Updated: June 23, 2010
The Franklin River Campaign - Part 3 - The Franklin River campaign goes national
Celebrating the 25th Anniversary of this landmark High Court decision, writes William J. Lines.
On July 1, 2008 we celebrate 25 years since the High Court decision
that 'Let the Franklin run free'. In this Four Part series on the
Franklin river campaign, Author William J. Lines charts the rise of
Australia's conservation movement - and a famous win for the environment.
Part 3 - The Franklin River campaign goes national
The No Dams campaign expanded. Brown toured the mainland states, showing films and slides, lecturing, and talking to newspaper editors and politicians. As the beauty of the river became more widely known and as the exuberance of the campaign became more widely felt more people signed up to help. Dozens devoted their full-time energies to saving the river. Volunteers established new TWS branches. The river’s defenders made and distributed films, wrote literature, designed posters and devised stunts, costumes and floats, including a 30-metre platypus called Franklin aiming to attract attention. They signed up over 600 conservation groups around the country ‘to save the last wild river in Tasmania/Let the Franklin run free’. Supporters held large rallies in Sydney and Melbourne and elsewhere.

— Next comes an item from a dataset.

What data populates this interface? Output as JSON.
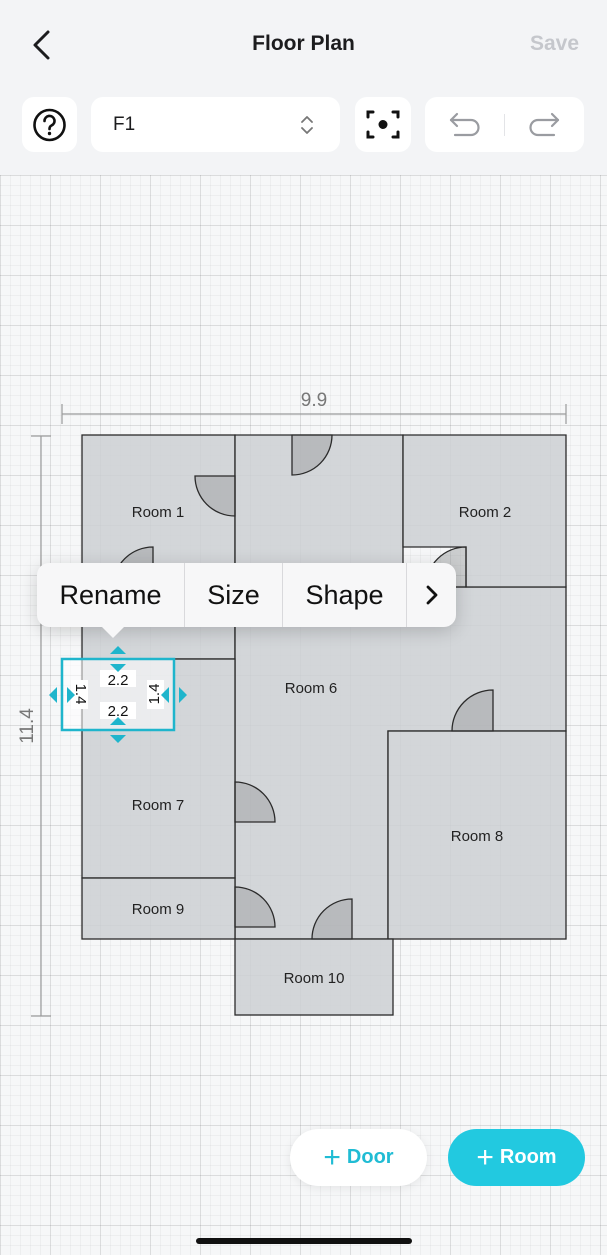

‘Let the Franklin run free’ – Campaign slogan
Conservationists hoped to build a constituency for the preservation of Tasmania’s South West wilderness to pressure Prime Minister Malcolm Fraser’s government to intervene in the Franklin dispute and stop the dam. Earlier, in 1981 the federal government, on the recommendation of the Lowe state government, had nominated the South West for World Heritage listing. Fraser now offered the Grey government $500 million to stop the dam. Grey refused the offer and Fraser declined any further action, claiming the dam was a state matter.
Legal experts, newspaper editors and opinion leaders disagreed with Fraser’s stance. They called on the federal government to protect South West, as did many scientists, columnists and writers of letters to the newspaper. Still, Fraser demurred even as the pressure to do something about the dam increased.
Some of that pressure came from a Canberra-based lobbying, media and advice bureau established by ACF Tasmanian Project Officer, Roger Green and ACF national Liaison Officer, Penny Figgis. With advice from the TWS and ACF backed National Southwest Coalition they helped devise an election strategy identifying marginal seats where conservation voters might make a difference in any future federal election.
The Franklin blockade gathers pace
Back in Tasmania, TWS volunteers Pam Waud, Cathie Plowman, and Ian Skinner had began planning for a peaceful, direct action blockade of the dam site. They compiled a handbook for blockaders and initiated training in non-violent tactics in Tasmania, Sydney, and Melbourne - and undertook an Australia-wide recruitment drive. Other volunteers built and assembled communication equipment while still others scouted Franklin locations and established food dumps.
‘The direct defence of wilderness will take courage and restraint by a great number of people. Most of all, we must be peaceful’’.
Bob Brown – Franklin Campaigner
In endorsing direct action, Bob Brown advised that ‘The direct defence of wilderness will take courage and restraint by a great number of people. Most of all, we must be peaceful’. In November 1982 he announced the Franklin blockade would begin the following month and predicted the largest conservation sit-in in Australian history. The TWS, he said, was prepared to block HEC bulldozers ‘for as long as necessary’ to hinder construction and, ultimately, to halt it. He later added: ‘We’ll fight to the last bucket of cement’.
Premier Gray said TWS volunteers trained in non-violent direct action would not be allowed in Tasmania. The government, he warned, would take a no-nonsense approach to ‘professional troublemakers’.
Bob Brown traveled to Canberra and met Fraser who told him that people with lost causes in Tasmania, should not come to Canberra expecting rescue. The meeting was over in minutes.
For more information, please contact:
The Wilderness Society Tasmania Inc
130 Davey Street, TAS, 7000 Australia
Phone: (03) 6224 1550 | Fax: (03) 6223 5112